RECORDS SHOWN
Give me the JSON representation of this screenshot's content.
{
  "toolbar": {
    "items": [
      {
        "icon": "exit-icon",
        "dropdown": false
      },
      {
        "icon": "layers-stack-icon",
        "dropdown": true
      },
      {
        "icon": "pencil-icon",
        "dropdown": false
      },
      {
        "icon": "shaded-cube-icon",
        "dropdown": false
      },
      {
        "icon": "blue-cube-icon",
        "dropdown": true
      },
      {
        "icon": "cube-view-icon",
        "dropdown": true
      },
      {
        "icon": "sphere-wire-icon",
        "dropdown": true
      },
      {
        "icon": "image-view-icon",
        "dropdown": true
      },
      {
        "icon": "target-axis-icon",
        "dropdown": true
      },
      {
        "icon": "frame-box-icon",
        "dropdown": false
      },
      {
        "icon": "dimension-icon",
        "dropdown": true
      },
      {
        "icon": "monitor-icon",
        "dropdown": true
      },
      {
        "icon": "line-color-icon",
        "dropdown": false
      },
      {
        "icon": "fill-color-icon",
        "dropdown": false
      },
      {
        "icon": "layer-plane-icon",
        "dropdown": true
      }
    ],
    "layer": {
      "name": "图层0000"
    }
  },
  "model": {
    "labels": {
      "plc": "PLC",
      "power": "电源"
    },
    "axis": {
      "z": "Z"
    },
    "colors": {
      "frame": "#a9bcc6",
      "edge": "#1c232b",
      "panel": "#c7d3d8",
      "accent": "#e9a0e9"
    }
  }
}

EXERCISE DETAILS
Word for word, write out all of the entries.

OUTPUT FOR THIS EXERCISE
Give me the JSON representation of this screenshot's content.
{
  "toolbar": {
    "items": [
      {
        "icon": "exit-icon",
        "dropdown": false
      },
      {
        "icon": "layers-stack-icon",
        "dropdown": true
      },
      {
        "icon": "pencil-icon",
        "dropdown": false
      },
      {
        "icon": "shaded-cube-icon",
        "dropdown": false
      },
      {
        "icon": "blue-cube-icon",
        "dropdown": true
      },
      {
        "icon": "cube-view-icon",
        "dropdown": true
      },
      {
        "icon": "sphere-wire-icon",
        "dropdown": true
      },
      {
        "icon": "image-view-icon",
        "dropdown": true
      },
      {
        "icon": "target-axis-icon",
        "dropdown": true
      },
      {
        "icon": "frame-box-icon",
        "dropdown": false
      },
      {
        "icon": "dimension-icon",
        "dropdown": true
      },
      {
        "icon": "monitor-icon",
        "dropdown": true
      },
      {
        "icon": "line-color-icon",
        "dropdown": false
      },
      {
        "icon": "fill-color-icon",
        "dropdown": false
      },
      {
        "icon": "layer-plane-icon",
        "dropdown": true
      }
    ],
    "layer": {
      "name": "图层0000"
    }
  },
  "model": {
    "labels": {
      "plc": "PLC",
      "power": "电源"
    },
    "axis": {
      "z": "Z"
    },
    "colors": {
      "frame": "#a9bcc6",
      "edge": "#1c232b",
      "panel": "#c7d3d8",
      "accent": "#e9a0e9"
    }
  }
}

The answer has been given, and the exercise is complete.